• _What you should do_
The records below need to be repeated exactly, though not their pictures.

• _Records shown_

----------

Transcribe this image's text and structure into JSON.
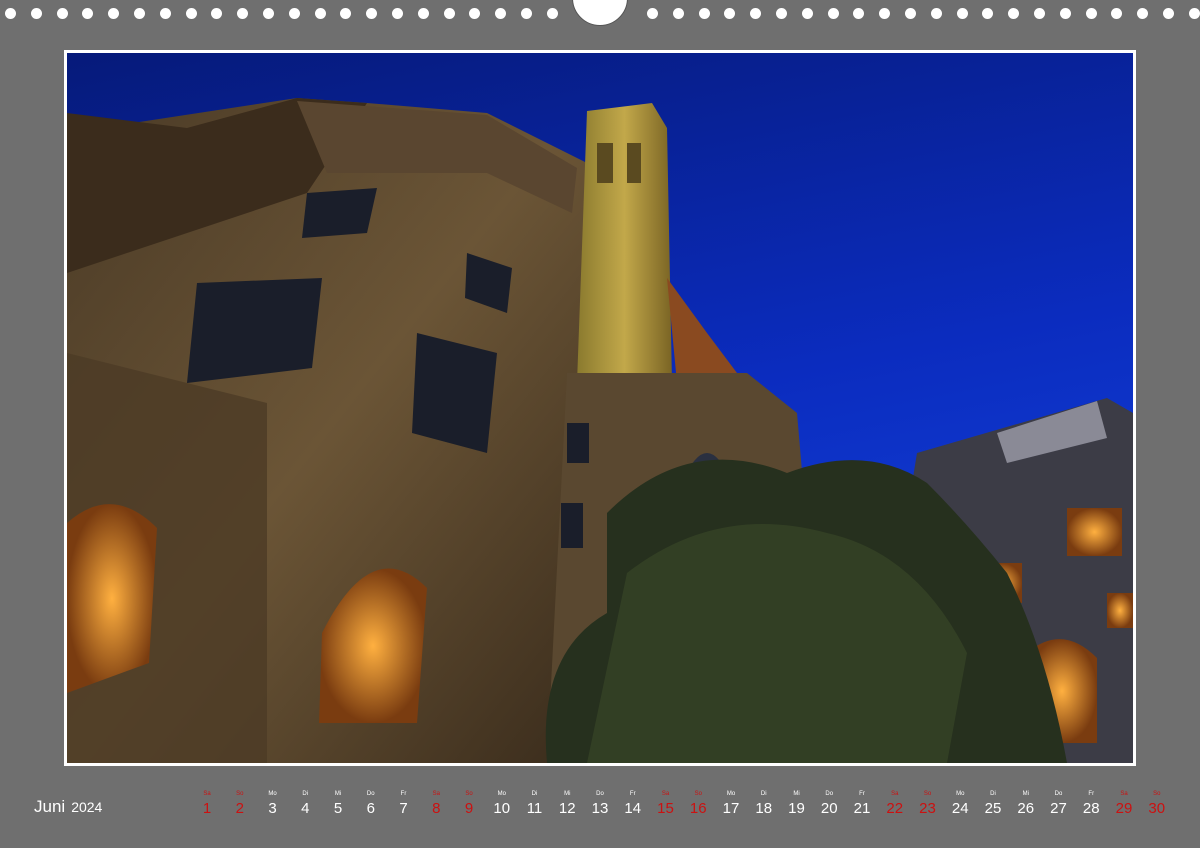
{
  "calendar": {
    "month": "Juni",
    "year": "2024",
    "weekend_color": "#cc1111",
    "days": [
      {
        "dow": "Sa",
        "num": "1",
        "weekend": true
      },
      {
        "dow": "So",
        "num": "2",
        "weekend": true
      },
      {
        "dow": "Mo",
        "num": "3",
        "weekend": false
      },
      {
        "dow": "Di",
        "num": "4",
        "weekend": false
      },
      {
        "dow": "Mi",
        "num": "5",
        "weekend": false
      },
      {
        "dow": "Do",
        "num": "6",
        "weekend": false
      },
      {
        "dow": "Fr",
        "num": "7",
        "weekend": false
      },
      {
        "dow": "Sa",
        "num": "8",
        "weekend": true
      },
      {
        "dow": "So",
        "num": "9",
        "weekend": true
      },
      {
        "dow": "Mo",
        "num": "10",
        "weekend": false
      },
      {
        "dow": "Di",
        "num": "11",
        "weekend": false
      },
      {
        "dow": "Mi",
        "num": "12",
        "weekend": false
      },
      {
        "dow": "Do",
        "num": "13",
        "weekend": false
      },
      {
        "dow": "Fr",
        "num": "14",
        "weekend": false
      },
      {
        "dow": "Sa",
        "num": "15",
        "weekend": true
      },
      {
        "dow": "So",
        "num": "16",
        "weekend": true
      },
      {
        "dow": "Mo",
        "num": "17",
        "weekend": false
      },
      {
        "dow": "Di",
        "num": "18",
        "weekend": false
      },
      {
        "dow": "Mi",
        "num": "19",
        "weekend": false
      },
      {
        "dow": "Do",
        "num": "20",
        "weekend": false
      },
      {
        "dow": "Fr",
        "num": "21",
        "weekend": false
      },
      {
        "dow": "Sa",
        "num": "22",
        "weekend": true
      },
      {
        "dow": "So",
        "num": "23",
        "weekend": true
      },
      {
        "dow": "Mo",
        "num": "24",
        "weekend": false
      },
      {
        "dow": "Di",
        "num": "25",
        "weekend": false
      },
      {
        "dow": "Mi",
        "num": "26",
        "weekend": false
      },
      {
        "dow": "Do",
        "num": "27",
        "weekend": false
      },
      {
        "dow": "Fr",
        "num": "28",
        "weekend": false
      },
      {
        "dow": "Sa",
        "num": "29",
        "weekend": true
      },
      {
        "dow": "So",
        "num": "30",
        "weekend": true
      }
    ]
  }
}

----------

• _Result below_
Transcribe this image's text and structure into JSON.
{
  "calendar": {
    "month": "Juni",
    "year": "2024",
    "weekend_color": "#cc1111",
    "days": [
      {
        "dow": "Sa",
        "num": "1",
        "weekend": true
      },
      {
        "dow": "So",
        "num": "2",
        "weekend": true
      },
      {
        "dow": "Mo",
        "num": "3",
        "weekend": false
      },
      {
        "dow": "Di",
        "num": "4",
        "weekend": false
      },
      {
        "dow": "Mi",
        "num": "5",
        "weekend": false
      },
      {
        "dow": "Do",
        "num": "6",
        "weekend": false
      },
      {
        "dow": "Fr",
        "num": "7",
        "weekend": false
      },
      {
        "dow": "Sa",
        "num": "8",
        "weekend": true
      },
      {
        "dow": "So",
        "num": "9",
        "weekend": true
      },
      {
        "dow": "Mo",
        "num": "10",
        "weekend": false
      },
      {
        "dow": "Di",
        "num": "11",
        "weekend": false
      },
      {
        "dow": "Mi",
        "num": "12",
        "weekend": false
      },
      {
        "dow": "Do",
        "num": "13",
        "weekend": false
      },
      {
        "dow": "Fr",
        "num": "14",
        "weekend": false
      },
      {
        "dow": "Sa",
        "num": "15",
        "weekend": true
      },
      {
        "dow": "So",
        "num": "16",
        "weekend": true
      },
      {
        "dow": "Mo",
        "num": "17",
        "weekend": false
      },
      {
        "dow": "Di",
        "num": "18",
        "weekend": false
      },
      {
        "dow": "Mi",
        "num": "19",
        "weekend": false
      },
      {
        "dow": "Do",
        "num": "20",
        "weekend": false
      },
      {
        "dow": "Fr",
        "num": "21",
        "weekend": false
      },
      {
        "dow": "Sa",
        "num": "22",
        "weekend": true
      },
      {
        "dow": "So",
        "num": "23",
        "weekend": true
      },
      {
        "dow": "Mo",
        "num": "24",
        "weekend": false
      },
      {
        "dow": "Di",
        "num": "25",
        "weekend": false
      },
      {
        "dow": "Mi",
        "num": "26",
        "weekend": false
      },
      {
        "dow": "Do",
        "num": "27",
        "weekend": false
      },
      {
        "dow": "Fr",
        "num": "28",
        "weekend": false
      },
      {
        "dow": "Sa",
        "num": "29",
        "weekend": true
      },
      {
        "dow": "So",
        "num": "30",
        "weekend": true
      }
    ]
  }
}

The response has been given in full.